To study the association of cognitive status with the stages of a published neuropathologic staging procedure for sporadic Parkinson disease (PD) in a cohort of 88 patients with PD from a single neurologic unit. None had received the clinical diagnosis of dementia with Lewy bodies (DLB).
The authors assessed Lewy neurites/bodies (LNs/LBs) immunoreactive for alpha-synuclein semiquantitatively in sections from 18 brain regions. In silver-stained sections and sections immunostained for tau and beta-amyloid protein, the authors semiquantitatively evaluated comorbidities potentially contributing to cognitive decline, e.g., Alzheimer disease (AD), argyrophilic grain disease (AGD), and cerebral vascular disease. The authors analyzed four Mini-Mental State Examination (MMSE) subgroups ranging from marginally impaired cognition to severe dementia using nonparametric tests.
It was possible to assign all patients to one of the PD stages. MMSE scores correlated with neuropathologic stages (p < 0.005) and this association showed a linear trend (p < 0.025). Median MMSE test scores for women were lower than those for men. Cognitively impaired individuals displayed higher stages of AD-related neurofibrillary pathology (p < 0.05) and beta-amyloid deposition (p < 0.05) than cognitively unimpaired persons. MMSE scores did not correlate significantly with AGD, disease duration, age at disease onset, or age at death. Hoehn and Yahr scores, however, correlated with PD stages (p < 0.0005) and MMSE scores (p < 0.0005).

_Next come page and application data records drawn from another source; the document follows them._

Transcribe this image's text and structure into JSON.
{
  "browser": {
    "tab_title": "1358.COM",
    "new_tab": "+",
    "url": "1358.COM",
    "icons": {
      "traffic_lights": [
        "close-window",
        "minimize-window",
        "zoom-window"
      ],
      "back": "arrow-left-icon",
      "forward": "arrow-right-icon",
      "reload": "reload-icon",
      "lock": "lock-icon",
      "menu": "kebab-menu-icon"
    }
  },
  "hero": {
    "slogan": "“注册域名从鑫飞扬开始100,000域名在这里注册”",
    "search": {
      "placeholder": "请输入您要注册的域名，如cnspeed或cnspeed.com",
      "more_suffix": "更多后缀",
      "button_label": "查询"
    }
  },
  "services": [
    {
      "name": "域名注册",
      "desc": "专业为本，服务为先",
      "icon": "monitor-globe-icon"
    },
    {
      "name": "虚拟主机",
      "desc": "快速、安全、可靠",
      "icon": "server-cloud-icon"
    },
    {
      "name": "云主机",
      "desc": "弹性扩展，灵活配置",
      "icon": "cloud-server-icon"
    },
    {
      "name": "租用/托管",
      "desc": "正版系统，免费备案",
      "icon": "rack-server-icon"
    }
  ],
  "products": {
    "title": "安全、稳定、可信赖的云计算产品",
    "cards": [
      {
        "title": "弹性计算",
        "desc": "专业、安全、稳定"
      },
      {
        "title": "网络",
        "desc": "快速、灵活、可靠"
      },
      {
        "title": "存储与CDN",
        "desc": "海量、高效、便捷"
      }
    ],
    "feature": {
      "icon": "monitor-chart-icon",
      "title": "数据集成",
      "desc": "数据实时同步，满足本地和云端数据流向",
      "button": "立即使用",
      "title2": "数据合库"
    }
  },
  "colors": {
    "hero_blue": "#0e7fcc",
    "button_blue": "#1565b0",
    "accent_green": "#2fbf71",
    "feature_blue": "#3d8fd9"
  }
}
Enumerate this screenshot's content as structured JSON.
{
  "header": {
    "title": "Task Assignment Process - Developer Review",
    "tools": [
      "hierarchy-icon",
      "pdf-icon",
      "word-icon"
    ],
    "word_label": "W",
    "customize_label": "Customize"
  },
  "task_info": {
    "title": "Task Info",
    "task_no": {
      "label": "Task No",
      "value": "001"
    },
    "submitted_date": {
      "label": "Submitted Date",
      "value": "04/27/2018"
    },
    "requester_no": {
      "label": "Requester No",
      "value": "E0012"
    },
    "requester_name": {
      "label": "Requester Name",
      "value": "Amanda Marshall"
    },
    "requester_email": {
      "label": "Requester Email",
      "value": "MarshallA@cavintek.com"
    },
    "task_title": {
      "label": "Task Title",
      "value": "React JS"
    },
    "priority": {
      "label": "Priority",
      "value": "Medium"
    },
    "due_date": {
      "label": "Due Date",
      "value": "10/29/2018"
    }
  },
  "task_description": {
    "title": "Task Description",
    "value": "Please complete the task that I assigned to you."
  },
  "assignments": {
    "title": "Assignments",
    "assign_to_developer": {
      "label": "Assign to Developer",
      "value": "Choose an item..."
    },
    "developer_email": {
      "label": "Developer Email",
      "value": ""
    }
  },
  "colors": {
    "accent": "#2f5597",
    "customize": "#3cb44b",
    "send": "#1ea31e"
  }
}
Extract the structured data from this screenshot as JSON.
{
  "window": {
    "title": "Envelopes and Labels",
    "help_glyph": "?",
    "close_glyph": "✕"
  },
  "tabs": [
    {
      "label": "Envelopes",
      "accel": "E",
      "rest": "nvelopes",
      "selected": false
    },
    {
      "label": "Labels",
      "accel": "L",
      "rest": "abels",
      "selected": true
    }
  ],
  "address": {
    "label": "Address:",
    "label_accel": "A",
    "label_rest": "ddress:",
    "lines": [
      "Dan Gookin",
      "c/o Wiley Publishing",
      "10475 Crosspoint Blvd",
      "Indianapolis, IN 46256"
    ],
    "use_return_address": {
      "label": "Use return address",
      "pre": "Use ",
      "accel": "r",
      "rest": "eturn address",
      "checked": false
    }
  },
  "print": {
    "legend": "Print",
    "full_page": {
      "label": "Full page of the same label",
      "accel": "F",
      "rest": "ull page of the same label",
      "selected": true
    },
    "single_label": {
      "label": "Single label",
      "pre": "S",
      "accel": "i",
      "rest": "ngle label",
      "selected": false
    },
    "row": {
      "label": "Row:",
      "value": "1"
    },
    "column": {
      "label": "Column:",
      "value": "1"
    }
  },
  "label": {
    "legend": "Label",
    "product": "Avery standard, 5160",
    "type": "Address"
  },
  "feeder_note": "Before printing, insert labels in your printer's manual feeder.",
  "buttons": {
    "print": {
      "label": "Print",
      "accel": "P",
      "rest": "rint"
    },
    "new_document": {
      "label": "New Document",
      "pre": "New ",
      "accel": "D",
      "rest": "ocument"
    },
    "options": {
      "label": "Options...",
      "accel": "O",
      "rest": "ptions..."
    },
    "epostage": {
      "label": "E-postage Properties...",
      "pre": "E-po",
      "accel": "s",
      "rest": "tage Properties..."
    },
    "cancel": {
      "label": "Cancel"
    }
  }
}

The decrease in median Mini-Mental State Examination scores between PD stages 3 to 6 indicates that the risk of developing dementia increases with disease progression. In some individuals, however, cognitive decline can develop in the presence of mild Parkinson disease-related cortical pathology and, conversely, widespread cortical lesions do not necessarily lead to cognitive decline.